Microsoft tells how hackers managed to steal identifiers in more than 10,000 structures, thanks to a server posing as legitimate and mimicking the behavior of Azure Active Directory. A way of remembering that despite its obvious interest, the MFA is not the alpha and omega of security.
Multi-factor authentication is a security staple today. The examples are numerous and rely, most of the time, on the smartphone. The principle is simple: in addition to requesting the username and password, the service contacted requires additional information, most often a six-digit code provided by an Authenticator-type application or sent by SMS. In some cases, like at Blizzard, authentication is handled by a dedicated application, which generates a notification to report the pending request.
But this authentication, which makes fraudulent access much more complex, does not make it impossible. Absolute security does not exist, and that was precisely the subject of a recent report published by Microsoft.
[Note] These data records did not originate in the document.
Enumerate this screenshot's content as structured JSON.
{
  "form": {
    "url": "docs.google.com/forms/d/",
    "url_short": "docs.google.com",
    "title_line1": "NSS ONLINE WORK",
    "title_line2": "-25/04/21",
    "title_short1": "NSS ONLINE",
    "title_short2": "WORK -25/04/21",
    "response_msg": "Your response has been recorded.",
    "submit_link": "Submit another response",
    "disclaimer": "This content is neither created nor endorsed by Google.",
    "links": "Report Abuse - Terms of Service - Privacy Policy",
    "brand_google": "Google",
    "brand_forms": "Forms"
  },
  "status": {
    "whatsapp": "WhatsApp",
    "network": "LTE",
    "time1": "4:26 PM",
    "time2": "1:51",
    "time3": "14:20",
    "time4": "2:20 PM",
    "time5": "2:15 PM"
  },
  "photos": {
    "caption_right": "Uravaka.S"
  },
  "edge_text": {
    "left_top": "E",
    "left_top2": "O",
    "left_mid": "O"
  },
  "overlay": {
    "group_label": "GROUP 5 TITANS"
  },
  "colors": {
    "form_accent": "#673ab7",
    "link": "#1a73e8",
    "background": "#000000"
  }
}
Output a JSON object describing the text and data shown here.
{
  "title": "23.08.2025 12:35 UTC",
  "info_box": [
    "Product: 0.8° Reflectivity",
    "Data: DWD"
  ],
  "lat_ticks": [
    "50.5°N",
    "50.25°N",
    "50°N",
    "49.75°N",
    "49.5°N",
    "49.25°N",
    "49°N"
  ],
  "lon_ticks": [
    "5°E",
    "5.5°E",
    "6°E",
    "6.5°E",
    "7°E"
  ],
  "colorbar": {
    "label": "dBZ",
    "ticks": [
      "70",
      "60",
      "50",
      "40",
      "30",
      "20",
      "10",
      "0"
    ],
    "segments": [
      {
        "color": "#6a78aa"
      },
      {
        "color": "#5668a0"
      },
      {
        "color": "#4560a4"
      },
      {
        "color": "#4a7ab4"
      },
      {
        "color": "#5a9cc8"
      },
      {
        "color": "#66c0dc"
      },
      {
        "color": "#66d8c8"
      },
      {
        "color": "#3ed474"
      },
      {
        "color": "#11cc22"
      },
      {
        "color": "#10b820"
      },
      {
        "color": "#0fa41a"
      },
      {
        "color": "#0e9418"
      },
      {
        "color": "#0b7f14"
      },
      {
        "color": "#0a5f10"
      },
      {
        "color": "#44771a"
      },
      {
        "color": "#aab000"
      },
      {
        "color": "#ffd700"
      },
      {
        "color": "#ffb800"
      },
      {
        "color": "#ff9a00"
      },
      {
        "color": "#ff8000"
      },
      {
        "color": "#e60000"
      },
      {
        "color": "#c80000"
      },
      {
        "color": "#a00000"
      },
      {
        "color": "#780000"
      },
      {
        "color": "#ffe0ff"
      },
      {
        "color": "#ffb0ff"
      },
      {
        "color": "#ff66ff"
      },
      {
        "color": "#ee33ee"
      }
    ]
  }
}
The publisher describes how a group of hackers succeeded in stealing identifiers from a large number of companies and other structures, by inserting themselves between the customers and the legitimate Azure Active Directory server, in an AiTM (adversary -in-the-middle, derived from man-in-the-middle). This BEC (business email compromise) campaign has reached thousands of companies by targeting Microsoft 365 accounts, for which it was specifically tailored.